▶ What you have to do:
Restate, word for word, each entry that follows, but skip its pictures.

▶ Supplied data:
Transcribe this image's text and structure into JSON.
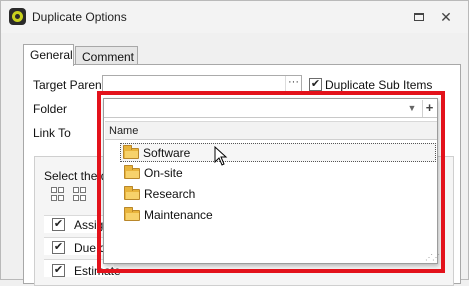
{
  "window": {
    "title": "Duplicate Options"
  },
  "tabs": [
    {
      "label": "General",
      "active": true
    },
    {
      "label": "Comment",
      "active": false
    }
  ],
  "form": {
    "target_parent_label": "Target Parent",
    "target_parent_value": "",
    "browse_button": "···",
    "duplicate_sub_items_label": "Duplicate Sub Items",
    "duplicate_sub_items_checked": true,
    "folder_label": "Folder",
    "link_to_label": "Link To"
  },
  "fields_group": {
    "caption": "Select the d",
    "rows": [
      {
        "label": "Assig",
        "checked": true
      },
      {
        "label": "Due d",
        "checked": true
      },
      {
        "label": "Estimate",
        "checked": true
      }
    ]
  },
  "folder_dropdown": {
    "value": "",
    "arrow": "▼",
    "add": "+",
    "column_header": "Name",
    "items": [
      {
        "label": "Software",
        "selected": true
      },
      {
        "label": "On-site",
        "selected": false
      },
      {
        "label": "Research",
        "selected": false
      },
      {
        "label": "Maintenance",
        "selected": false
      }
    ]
  },
  "colors": {
    "highlight": "#e3121b",
    "folder": "#e8b43c"
  }
}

▶ Result below:
Transcribe this image's text and structure into JSON.
{
  "window": {
    "title": "Duplicate Options"
  },
  "tabs": [
    {
      "label": "General",
      "active": true
    },
    {
      "label": "Comment",
      "active": false
    }
  ],
  "form": {
    "target_parent_label": "Target Parent",
    "target_parent_value": "",
    "browse_button": "···",
    "duplicate_sub_items_label": "Duplicate Sub Items",
    "duplicate_sub_items_checked": true,
    "folder_label": "Folder",
    "link_to_label": "Link To"
  },
  "fields_group": {
    "caption": "Select the d",
    "rows": [
      {
        "label": "Assig",
        "checked": true
      },
      {
        "label": "Due d",
        "checked": true
      },
      {
        "label": "Estimate",
        "checked": true
      }
    ]
  },
  "folder_dropdown": {
    "value": "",
    "arrow": "▼",
    "add": "+",
    "column_header": "Name",
    "items": [
      {
        "label": "Software",
        "selected": true
      },
      {
        "label": "On-site",
        "selected": false
      },
      {
        "label": "Research",
        "selected": false
      },
      {
        "label": "Maintenance",
        "selected": false
      }
    ]
  },
  "colors": {
    "highlight": "#e3121b",
    "folder": "#e8b43c"
  }
}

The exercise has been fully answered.